__Information__:
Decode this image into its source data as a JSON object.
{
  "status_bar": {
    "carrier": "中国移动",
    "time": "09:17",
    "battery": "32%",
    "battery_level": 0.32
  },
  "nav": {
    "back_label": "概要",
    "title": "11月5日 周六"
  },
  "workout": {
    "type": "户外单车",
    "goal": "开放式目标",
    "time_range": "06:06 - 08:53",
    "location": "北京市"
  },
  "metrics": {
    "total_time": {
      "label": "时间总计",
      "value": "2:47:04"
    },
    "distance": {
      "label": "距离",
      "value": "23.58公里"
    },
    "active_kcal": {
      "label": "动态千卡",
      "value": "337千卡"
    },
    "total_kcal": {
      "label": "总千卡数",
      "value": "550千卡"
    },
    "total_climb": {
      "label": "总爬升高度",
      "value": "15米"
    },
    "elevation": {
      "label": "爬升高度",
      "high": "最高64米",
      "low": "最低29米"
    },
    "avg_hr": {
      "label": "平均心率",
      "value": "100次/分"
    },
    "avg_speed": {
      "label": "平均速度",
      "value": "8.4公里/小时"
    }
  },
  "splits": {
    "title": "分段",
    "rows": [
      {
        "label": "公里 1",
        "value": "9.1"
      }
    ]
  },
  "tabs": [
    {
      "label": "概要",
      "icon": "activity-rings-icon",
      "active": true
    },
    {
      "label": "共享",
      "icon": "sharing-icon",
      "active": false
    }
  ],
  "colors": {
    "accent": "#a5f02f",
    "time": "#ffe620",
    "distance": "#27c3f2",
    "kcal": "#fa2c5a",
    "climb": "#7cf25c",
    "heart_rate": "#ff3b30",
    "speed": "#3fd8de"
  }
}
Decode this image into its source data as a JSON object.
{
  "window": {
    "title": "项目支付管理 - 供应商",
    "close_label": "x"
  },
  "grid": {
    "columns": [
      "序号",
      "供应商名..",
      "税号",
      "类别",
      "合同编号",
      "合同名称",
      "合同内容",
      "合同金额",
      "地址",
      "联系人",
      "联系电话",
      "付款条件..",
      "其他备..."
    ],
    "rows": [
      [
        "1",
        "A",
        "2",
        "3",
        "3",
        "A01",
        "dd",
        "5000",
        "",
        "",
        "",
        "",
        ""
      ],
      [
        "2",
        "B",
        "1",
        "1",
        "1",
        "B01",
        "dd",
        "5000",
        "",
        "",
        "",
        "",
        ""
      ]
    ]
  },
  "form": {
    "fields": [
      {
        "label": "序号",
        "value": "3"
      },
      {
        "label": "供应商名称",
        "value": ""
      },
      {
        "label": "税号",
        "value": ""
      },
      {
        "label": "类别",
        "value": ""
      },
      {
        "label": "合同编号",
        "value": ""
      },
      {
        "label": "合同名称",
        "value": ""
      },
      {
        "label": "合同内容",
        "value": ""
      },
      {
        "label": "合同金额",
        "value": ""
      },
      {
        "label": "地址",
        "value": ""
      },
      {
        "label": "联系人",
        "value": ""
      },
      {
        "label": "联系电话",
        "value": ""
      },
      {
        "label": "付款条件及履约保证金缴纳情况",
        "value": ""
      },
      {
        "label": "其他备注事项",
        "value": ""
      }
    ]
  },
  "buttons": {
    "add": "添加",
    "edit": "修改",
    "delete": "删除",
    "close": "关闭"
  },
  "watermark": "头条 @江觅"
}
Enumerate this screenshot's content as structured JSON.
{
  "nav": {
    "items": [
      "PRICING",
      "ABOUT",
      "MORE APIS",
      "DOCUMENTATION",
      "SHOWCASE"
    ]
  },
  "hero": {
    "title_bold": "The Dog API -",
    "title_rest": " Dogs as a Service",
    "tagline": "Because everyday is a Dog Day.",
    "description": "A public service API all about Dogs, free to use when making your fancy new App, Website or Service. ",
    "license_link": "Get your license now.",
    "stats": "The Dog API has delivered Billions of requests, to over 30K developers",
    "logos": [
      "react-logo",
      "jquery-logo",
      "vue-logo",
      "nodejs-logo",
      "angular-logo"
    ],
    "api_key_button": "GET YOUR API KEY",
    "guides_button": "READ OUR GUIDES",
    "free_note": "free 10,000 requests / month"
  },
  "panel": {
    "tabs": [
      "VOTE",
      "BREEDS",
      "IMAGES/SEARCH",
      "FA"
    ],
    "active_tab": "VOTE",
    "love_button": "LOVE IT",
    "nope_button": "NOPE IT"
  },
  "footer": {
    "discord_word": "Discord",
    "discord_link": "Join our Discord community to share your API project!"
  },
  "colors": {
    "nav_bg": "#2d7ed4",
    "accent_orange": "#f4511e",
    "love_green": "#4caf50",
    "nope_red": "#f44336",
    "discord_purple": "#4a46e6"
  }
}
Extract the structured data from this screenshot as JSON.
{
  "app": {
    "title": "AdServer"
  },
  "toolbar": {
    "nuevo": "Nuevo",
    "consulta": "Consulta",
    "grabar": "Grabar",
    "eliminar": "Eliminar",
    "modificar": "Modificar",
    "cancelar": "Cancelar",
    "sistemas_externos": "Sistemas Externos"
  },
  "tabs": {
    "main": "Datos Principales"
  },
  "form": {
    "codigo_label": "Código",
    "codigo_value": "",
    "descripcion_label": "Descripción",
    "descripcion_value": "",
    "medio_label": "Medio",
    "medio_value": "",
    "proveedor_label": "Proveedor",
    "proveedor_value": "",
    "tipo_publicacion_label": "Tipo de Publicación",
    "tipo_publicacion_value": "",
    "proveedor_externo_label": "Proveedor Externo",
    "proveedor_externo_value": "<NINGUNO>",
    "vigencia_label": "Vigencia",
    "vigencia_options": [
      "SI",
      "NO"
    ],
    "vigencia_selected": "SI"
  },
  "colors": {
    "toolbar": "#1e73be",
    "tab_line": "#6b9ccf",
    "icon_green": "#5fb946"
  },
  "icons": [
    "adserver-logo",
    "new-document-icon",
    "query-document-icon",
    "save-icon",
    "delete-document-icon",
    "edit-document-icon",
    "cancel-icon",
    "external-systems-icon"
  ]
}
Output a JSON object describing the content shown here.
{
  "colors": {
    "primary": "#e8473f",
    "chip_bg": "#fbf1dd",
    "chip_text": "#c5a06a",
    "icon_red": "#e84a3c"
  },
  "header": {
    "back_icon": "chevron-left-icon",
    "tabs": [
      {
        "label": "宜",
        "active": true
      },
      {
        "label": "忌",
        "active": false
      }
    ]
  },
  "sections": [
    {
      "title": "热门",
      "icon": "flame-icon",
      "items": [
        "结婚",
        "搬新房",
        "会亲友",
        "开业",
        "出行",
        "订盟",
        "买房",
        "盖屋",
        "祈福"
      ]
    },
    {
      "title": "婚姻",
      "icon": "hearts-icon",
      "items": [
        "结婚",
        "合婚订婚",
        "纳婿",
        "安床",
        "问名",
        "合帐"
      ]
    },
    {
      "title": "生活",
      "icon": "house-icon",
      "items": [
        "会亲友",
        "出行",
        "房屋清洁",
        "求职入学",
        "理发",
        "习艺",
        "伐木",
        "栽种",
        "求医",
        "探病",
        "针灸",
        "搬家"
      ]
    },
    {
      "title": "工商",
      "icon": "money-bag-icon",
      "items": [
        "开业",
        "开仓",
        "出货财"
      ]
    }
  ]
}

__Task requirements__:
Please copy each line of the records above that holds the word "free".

__Expected answer__:
    "description": "A public service API all about Dogs, free to use when making your fancy new App, Website or Service. ",
    "free_note": "free 10,000 requests / month"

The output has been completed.